#### The problem:
Using the entries that follow, collect the lines where the word "exam" appears.

▼

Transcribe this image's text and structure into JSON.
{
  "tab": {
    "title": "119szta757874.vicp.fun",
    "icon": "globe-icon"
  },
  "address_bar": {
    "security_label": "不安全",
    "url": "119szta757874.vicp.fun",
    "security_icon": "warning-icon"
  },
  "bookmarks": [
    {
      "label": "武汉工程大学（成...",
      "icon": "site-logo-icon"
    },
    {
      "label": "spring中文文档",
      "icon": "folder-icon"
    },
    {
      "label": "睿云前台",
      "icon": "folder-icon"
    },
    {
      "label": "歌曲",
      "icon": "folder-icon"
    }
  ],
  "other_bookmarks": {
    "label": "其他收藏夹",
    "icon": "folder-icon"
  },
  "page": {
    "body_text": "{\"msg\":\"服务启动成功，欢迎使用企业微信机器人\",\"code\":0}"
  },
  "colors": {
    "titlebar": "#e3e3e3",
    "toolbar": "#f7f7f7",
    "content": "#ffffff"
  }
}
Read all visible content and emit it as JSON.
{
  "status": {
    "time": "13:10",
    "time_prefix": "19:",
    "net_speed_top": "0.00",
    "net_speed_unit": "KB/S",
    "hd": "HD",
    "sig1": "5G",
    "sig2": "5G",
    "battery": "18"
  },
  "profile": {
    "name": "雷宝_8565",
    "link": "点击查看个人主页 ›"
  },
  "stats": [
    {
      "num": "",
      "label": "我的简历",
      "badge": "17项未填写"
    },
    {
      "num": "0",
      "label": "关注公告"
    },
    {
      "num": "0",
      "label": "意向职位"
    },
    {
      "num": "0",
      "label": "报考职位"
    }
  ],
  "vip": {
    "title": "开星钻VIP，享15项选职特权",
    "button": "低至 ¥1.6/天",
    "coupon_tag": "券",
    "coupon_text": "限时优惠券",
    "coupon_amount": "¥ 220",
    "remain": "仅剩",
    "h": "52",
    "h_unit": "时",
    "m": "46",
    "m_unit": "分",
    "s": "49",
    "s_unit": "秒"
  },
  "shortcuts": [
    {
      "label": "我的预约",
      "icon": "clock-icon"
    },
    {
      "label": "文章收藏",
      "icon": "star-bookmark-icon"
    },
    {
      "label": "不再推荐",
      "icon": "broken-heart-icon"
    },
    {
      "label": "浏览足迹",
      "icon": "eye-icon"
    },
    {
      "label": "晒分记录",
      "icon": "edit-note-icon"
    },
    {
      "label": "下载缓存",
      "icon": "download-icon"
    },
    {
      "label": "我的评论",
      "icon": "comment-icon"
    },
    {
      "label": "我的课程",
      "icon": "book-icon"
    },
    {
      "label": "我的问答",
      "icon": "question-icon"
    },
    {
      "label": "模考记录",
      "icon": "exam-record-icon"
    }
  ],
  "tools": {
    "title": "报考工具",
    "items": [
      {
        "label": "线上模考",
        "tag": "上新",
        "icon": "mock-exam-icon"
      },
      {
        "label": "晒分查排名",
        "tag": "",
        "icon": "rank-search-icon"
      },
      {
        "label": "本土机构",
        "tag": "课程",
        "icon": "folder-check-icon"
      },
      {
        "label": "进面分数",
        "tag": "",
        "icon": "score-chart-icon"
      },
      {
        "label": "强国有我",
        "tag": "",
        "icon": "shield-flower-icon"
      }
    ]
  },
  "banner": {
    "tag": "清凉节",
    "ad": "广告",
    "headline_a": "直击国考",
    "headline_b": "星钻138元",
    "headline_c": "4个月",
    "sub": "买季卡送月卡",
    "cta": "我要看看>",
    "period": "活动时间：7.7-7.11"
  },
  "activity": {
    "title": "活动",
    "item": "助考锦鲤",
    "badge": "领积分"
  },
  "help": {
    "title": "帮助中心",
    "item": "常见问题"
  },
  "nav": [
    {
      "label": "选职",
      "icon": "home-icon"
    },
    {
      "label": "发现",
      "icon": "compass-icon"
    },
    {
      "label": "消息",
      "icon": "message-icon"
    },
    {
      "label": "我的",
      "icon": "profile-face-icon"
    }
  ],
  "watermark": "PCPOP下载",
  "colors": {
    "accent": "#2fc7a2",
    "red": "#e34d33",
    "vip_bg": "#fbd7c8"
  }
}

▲

#### Your response:
      "icon": "exam-record-icon"
        "icon": "mock-exam-icon"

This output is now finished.